Beijing 2022 Winter Olympics: China scours Buddhist temples for potential gold medallists

A student of Shaolin martial arts performs in Zhengzhou, China, on June 6, 2018.
A student of Shaolin martial arts performs in Zhengzhou, China, on June 6, 2018.PHOTO: REUTERS

SHANGHAI (AFP) - A Chinese kung-fu monk rockets down the halfpipe, his robe fluttering behind him, bald head glistening in the sun, to claim snowboard Olympic gold.

It may sound like a sequel to hit comedy film Cool Runnings, but for Beijing 2022 hosts China this is no joke.

China is so worried about its lack of winter Olympians and losing face on home soil that it is plundering the martial arts schools of Buddhist monasteries in the search for a star.

Frantic sports chiefs have plucked 125 teenage students from the renowned Songshan Shaolin Temple in the central province of Henan in the hope their martial arts prowess can translate into medal-winning performances on the snow.

The latest batch of 23 students left for Beijing on Monday (July 30) for initial training in freestyle skiing and other Olympic disciplines, the Henan Daily newspaper said.

The best among them will then venture to New Zealand to hone their skills.

Medal-hungry China is turning to martial arts training schools as part of what it is calling "cross-discipline candidate selection" for Beijing 2022.

More than 600 prospective Olympians - boys and girls - have been hand-picked so far in Henan alone, the Xinhua news agency said.

China's General Administration of Sport, the government's top sports body, said the nationwide search was designed to "enrich the talent pool for ice and snow disciplines".

Officials are also considering asking talented skateboarders, acrobats and trampolinists to switch disciplines as part of the ramped-up recruitment drive.

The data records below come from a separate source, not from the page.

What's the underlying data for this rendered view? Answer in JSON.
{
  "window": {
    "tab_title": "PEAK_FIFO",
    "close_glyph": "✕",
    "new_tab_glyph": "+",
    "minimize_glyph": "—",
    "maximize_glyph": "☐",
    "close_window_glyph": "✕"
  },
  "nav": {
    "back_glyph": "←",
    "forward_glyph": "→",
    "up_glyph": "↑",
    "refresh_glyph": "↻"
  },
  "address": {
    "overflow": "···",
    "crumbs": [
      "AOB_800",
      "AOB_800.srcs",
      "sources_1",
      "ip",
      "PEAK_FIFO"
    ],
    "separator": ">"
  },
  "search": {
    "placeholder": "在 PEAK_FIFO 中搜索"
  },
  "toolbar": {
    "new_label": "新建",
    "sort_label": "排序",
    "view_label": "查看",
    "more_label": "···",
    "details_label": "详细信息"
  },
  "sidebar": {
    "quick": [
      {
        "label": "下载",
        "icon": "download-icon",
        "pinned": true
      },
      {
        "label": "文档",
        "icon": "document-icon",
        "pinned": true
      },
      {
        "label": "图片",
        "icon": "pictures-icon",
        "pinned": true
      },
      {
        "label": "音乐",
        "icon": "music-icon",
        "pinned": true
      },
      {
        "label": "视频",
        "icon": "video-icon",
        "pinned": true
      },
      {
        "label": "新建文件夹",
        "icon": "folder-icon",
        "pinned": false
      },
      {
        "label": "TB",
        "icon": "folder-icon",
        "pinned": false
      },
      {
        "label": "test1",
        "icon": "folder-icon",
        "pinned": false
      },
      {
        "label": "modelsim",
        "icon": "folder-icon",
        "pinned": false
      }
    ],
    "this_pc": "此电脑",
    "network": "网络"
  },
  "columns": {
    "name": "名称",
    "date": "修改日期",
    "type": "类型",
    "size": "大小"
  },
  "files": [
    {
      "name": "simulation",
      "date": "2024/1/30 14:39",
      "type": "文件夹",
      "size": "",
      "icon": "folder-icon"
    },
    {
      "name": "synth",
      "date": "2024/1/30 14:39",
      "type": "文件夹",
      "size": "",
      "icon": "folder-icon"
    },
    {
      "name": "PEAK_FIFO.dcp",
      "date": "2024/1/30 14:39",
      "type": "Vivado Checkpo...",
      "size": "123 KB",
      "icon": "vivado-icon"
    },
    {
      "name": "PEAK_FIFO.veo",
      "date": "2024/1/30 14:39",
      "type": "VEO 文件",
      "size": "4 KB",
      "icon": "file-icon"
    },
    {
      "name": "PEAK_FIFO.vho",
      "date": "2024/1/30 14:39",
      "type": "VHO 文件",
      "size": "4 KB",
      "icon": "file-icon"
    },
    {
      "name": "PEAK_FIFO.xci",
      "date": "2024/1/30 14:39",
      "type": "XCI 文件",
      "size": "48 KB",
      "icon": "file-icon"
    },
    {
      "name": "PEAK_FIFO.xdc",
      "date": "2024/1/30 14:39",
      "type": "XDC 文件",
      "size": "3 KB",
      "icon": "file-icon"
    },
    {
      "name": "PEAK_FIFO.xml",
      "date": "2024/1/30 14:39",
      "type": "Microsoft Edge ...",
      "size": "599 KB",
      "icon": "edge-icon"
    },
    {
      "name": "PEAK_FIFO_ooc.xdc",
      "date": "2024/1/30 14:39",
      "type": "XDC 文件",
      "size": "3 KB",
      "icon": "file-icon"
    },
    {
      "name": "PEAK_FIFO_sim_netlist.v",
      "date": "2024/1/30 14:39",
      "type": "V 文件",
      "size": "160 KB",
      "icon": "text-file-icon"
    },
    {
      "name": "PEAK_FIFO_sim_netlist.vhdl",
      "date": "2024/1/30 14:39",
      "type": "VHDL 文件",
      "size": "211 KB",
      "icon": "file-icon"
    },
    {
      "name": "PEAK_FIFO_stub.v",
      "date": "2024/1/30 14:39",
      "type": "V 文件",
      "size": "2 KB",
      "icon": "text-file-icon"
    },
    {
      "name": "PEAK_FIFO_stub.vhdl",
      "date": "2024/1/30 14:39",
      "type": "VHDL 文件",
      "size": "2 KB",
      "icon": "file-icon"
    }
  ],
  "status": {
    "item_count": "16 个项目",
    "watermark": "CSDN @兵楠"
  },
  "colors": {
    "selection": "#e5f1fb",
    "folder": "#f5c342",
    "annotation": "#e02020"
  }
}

It is easy to see why: At the Pyeongchang Winter Olympics in February, China won just nine medals, only one of them gold.